2.  How many ounces of water should your infant drink a day?

            A.  2 oz.                    C. 0 oz.

            B.  4 oz.                    D.  As much as they want

 

3.  My three-month-old child is spoiled.  She cries until I pick her up.

 

4.  If I put my baby to sleep later, she’ll sleep later in the morning.

 

5.  My baby’s nutritional needs, up to age four months, can be met solely through breast milk or formula. 

 

6.  Baby bottles and nipples should be sterilized?

 

7.  Babies only need bathed two or three times per week.

 

 

 

                     Answers

 

1.     FALSE. Your infant should never be put on their stomach to sleep.  Studies have linked stomach sleeping to S.I.D.S.  Always put your infant on their back to go to sleep.

2.     C. 0 oz..  An infant’s source of hydration should come from breast milk or formula until after six months of age and only in limited quantities until age one.

3.    FALSE.  Infants often cry to have their needs met.  When the infant stops crying it is an indication that their need has been bet. 

4.     FALSE.  That is only wishful thinking on part of parents.  Letting your infant get ‘over tired’ only makes the routine of bedtime more stressful.  Some  babies do best with a bedtime as early as 7pm. 

5.     TRUE.  Babies develop at different times but the general rule of thumb is between four to six months they are ready to be introduced to solid foods. 

6.     FALSE.  Bottles that are washed and dried correctly or washed in the dishwasher are sufficiently clean for baby. 

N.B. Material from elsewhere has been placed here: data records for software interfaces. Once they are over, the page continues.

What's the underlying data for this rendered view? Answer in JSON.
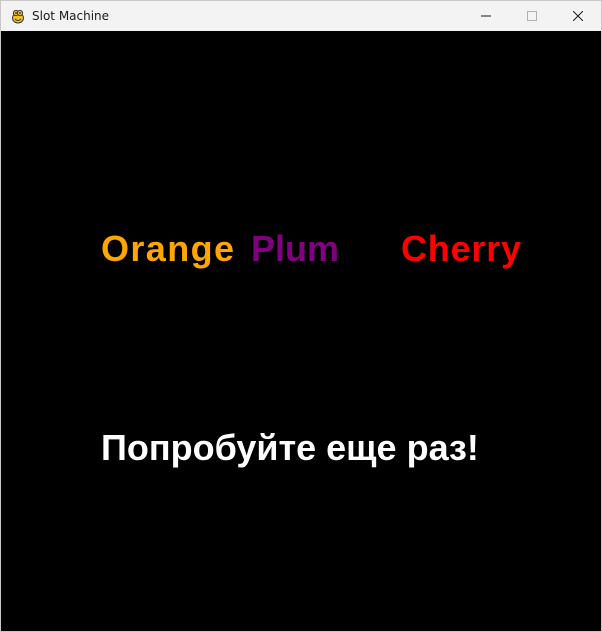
{
  "window": {
    "title": "Slot Machine",
    "app_icon": "pygame-snake-icon",
    "controls": [
      "minimize-icon",
      "maximize-icon",
      "close-icon"
    ]
  },
  "reels": [
    {
      "label": "Orange",
      "color": "#ffa500"
    },
    {
      "label": "Plum",
      "color": "#800080"
    },
    {
      "label": "Cherry",
      "color": "#ff0000"
    }
  ],
  "message": "Попробуйте еще раз!",
  "colors": {
    "background": "#000000",
    "message": "#ffffff",
    "titlebar": "#f3f3f3"
  }
}
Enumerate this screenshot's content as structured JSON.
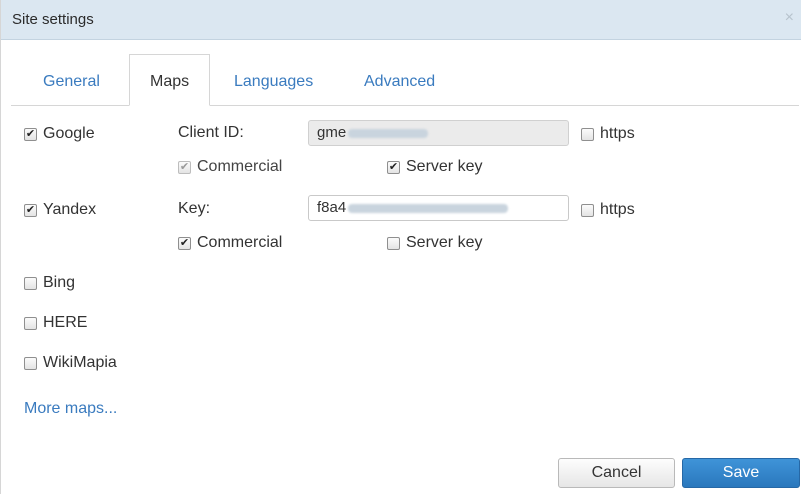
{
  "dialog": {
    "title": "Site settings",
    "close_glyph": "×"
  },
  "tabs": [
    {
      "label": "General",
      "active": false
    },
    {
      "label": "Maps",
      "active": true
    },
    {
      "label": "Languages",
      "active": false
    },
    {
      "label": "Advanced",
      "active": false
    }
  ],
  "providers": {
    "google": {
      "label": "Google",
      "checked": true,
      "field_label": "Client ID:",
      "field_value": "gme",
      "field_disabled": true,
      "https_label": "https",
      "https_checked": false,
      "commercial_label": "Commercial",
      "commercial_checked": true,
      "commercial_disabled": true,
      "server_key_label": "Server key",
      "server_key_checked": true
    },
    "yandex": {
      "label": "Yandex",
      "checked": true,
      "field_label": "Key:",
      "field_value": "f8a4",
      "field_disabled": false,
      "https_label": "https",
      "https_checked": false,
      "commercial_label": "Commercial",
      "commercial_checked": true,
      "server_key_label": "Server key",
      "server_key_checked": false
    },
    "bing": {
      "label": "Bing",
      "checked": false
    },
    "here": {
      "label": "HERE",
      "checked": false
    },
    "wikimapia": {
      "label": "WikiMapia",
      "checked": false
    }
  },
  "more_maps_link": "More maps...",
  "footer": {
    "cancel_label": "Cancel",
    "save_label": "Save"
  },
  "icons": {
    "check_glyph": "✔"
  },
  "colors": {
    "titlebar": "#dbe7f1",
    "link": "#3a7bbf",
    "primary_button": "#2f82c8"
  }
}
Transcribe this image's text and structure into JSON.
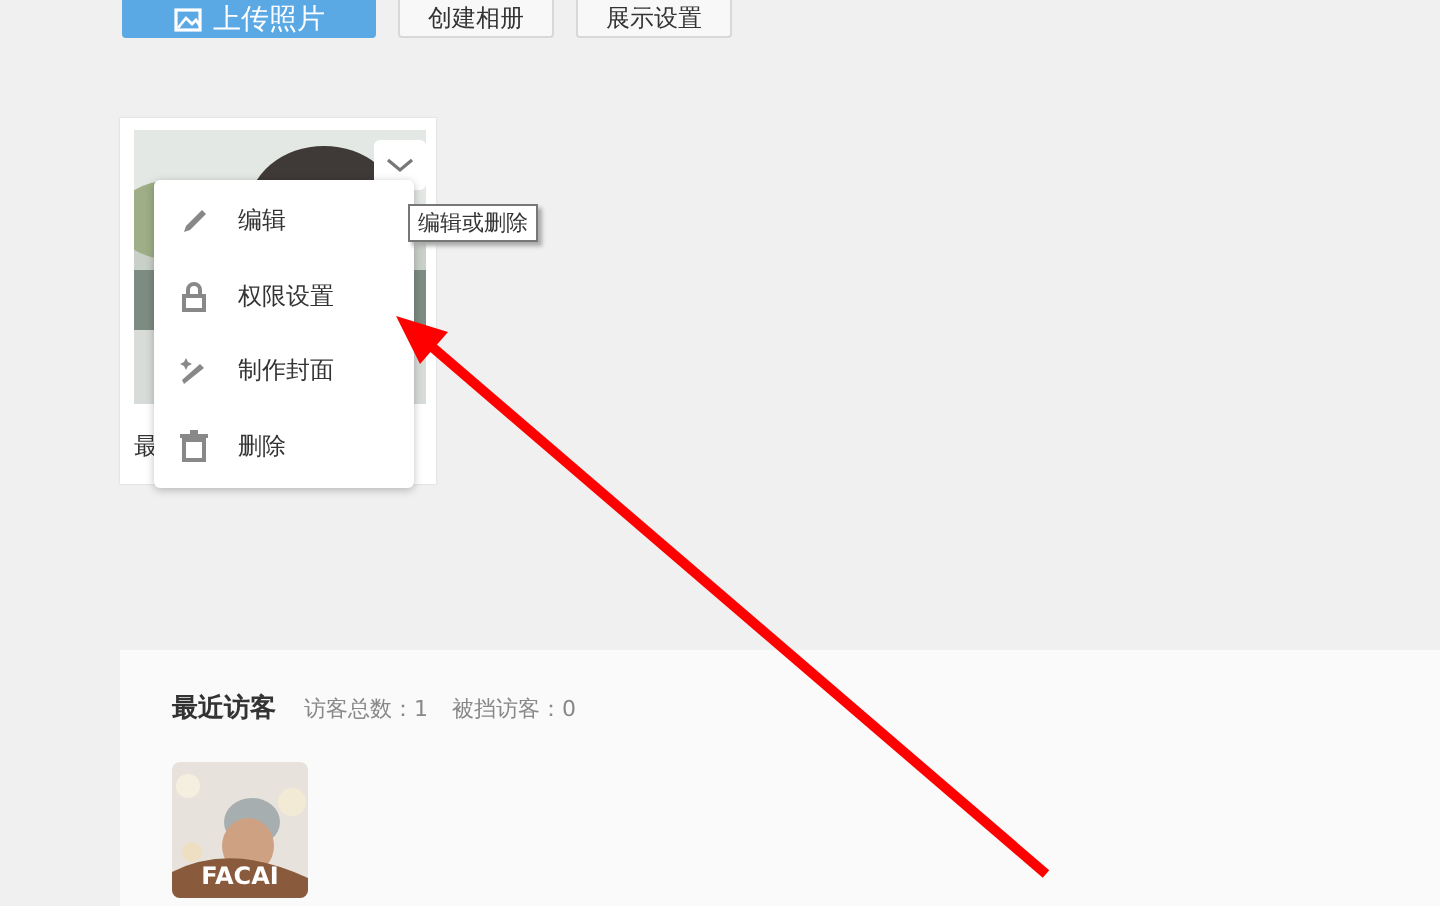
{
  "toolbar": {
    "buttons": [
      {
        "label": "上传照片",
        "kind": "primary"
      },
      {
        "label": "创建相册",
        "kind": "default"
      },
      {
        "label": "展示设置",
        "kind": "default"
      }
    ]
  },
  "album": {
    "caption": "最",
    "menu_button": {
      "expanded": true
    },
    "tooltip": "编辑或删除",
    "menu": [
      {
        "label": "编辑"
      },
      {
        "label": "权限设置"
      },
      {
        "label": "制作封面"
      },
      {
        "label": "删除"
      }
    ]
  },
  "visitors": {
    "title": "最近访客",
    "total": "访客总数：1",
    "blocked": "被挡访客：0",
    "items": [
      {
        "name": "FACAI"
      }
    ]
  }
}
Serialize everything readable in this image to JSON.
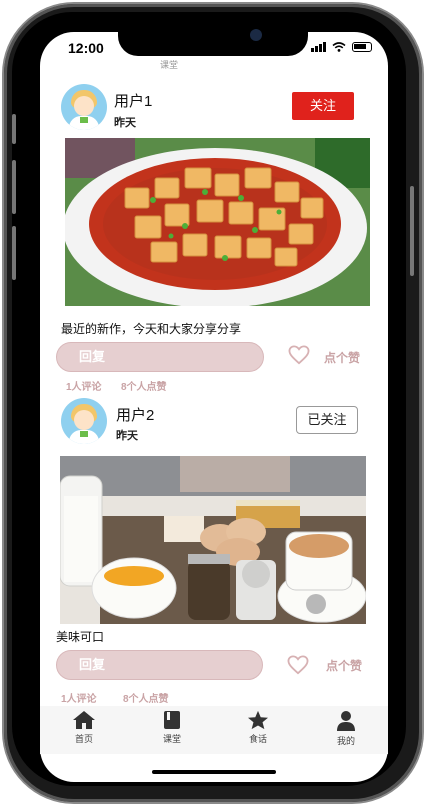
{
  "status_bar": {
    "time": "12:00"
  },
  "screen_title": "课堂",
  "posts": [
    {
      "username": "用户1",
      "time": "昨天",
      "follow_label": "关注",
      "caption": "最近的新作，今天和大家分享分享",
      "reply_label": "回复",
      "like_label": "点个赞",
      "comments": "1人评论",
      "likes": "8个人点赞"
    },
    {
      "username": "用户2",
      "time": "昨天",
      "follow_label": "已关注",
      "caption": "美味可口",
      "reply_label": "回复",
      "like_label": "点个赞",
      "comments": "1人评论",
      "likes": "8个人点赞"
    }
  ],
  "tabbar": {
    "items": [
      {
        "label": "首页",
        "icon": "home-icon"
      },
      {
        "label": "课堂",
        "icon": "book-icon"
      },
      {
        "label": "食话",
        "icon": "star-icon"
      },
      {
        "label": "我的",
        "icon": "person-icon"
      }
    ]
  },
  "colors": {
    "follow_button": "#e0221c",
    "reply_pill": "#e6cfd0",
    "accent_text": "#c9a3a5"
  }
}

7.     TRUE.  Babies do not sweet the way adults do therefore every two to three days is a schedule and will ensure your baby’s skin does not dry out.

               

 

 

 

References:

http://wholesomebabyfood.momtastic.com/babyfoodmyths.htm#.Uk67zhb-DHg

http://www.livescience.com/36786-baby-myths-debunked.html

http://www.zerotothree.org/child-development/sleep/sleep-myth.html

http://www.babycenter.com/0_age-by-age-guide-to-feeding-your-baby_1400680.bc